The capital of the German state Rheinland-Pfalz covers almost 100 square kilometers and has 215,000 inhabitants. It lies opposite the mouth of the Mains at the Rhine, The viniculture has an ancient tradition in the city and dates back to Roman times when they planted vines in Mogontiacum. The oldest document on viticulture in Mainz reports a donation in 754. From the Middle Ages viticulture and wine trade to an important economic factor and were even one of the main sources of income until well into the 19th century. There were always large vineyards within the city limits, the former record was around 450 hectares. Today there are still over 200 hectares of vineyards in the southern districts of Ebersheim, Hechtsheim and Laubenheim, all belonging to the Nierstein area in the growing region Rheinhessen counting.
Mainz is home to the Johannes Gutenberg University as well as several television and radio stations such as the Südwestrundfunk (SWR) and the Second German Television (ZDF). Mainz is also famous as a stronghold of the Rhenish carnival. The headquarters of the wine and beverage forwarder is located in the Hechtsheim district Hillebrand, Mainz is also the seat of the German Wine Academy in the House of German Wine as well as the association of German-speaking wine journalists wine spring, Its importance as a wine town is due to its membership in the worldwide wine town network since 2008 Great Wine Capitals Global Network underlined.
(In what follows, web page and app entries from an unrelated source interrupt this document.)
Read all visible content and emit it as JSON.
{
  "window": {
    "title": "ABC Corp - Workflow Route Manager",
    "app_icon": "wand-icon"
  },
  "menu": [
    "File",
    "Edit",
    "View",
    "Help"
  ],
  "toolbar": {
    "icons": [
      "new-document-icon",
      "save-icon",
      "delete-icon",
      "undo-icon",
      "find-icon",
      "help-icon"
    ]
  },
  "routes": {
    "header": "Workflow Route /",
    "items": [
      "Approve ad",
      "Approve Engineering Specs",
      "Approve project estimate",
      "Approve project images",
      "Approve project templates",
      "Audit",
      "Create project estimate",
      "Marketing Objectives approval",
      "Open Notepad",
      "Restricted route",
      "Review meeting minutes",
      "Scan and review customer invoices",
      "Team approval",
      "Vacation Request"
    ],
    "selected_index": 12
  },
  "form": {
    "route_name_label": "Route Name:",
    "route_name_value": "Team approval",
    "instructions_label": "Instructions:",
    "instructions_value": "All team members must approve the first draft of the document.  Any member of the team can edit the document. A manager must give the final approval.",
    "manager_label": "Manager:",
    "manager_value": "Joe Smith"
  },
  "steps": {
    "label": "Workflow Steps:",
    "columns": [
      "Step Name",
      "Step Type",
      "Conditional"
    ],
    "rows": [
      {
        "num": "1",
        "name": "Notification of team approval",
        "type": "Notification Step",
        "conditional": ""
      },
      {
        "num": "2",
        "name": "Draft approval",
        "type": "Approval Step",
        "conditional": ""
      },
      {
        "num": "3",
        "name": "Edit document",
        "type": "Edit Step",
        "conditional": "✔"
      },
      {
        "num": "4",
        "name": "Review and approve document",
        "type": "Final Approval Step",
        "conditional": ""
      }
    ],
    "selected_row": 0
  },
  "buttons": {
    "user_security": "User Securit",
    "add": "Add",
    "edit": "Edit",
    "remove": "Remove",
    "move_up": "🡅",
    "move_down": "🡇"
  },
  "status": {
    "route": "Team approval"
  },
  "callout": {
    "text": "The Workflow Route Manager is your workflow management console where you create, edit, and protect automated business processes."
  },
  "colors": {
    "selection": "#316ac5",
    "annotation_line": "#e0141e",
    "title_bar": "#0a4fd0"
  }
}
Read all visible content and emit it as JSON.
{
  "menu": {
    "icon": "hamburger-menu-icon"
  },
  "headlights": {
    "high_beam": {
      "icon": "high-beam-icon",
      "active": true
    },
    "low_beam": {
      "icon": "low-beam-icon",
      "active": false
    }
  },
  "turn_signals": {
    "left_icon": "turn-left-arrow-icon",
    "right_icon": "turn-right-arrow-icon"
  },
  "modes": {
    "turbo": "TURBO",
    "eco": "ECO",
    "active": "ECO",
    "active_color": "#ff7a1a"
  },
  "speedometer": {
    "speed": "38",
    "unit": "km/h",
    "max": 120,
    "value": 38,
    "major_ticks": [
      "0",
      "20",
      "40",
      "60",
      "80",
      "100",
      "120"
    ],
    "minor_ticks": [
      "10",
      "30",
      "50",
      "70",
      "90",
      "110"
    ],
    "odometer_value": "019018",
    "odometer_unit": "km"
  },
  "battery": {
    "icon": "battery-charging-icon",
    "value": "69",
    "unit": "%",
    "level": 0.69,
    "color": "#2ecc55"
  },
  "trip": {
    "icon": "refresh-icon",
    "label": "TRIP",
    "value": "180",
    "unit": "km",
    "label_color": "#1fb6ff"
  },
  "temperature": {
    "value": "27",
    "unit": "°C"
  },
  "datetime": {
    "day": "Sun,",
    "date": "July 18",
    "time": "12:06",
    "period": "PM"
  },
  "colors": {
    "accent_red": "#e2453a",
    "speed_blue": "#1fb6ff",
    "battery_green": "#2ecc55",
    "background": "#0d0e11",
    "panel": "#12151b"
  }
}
A rustic "national dish" in Mainz means " Weck, Worscht un Woi “(Wake = wake / roll, sausage and wine). A popular one here Schopp glass is called Mainz rod,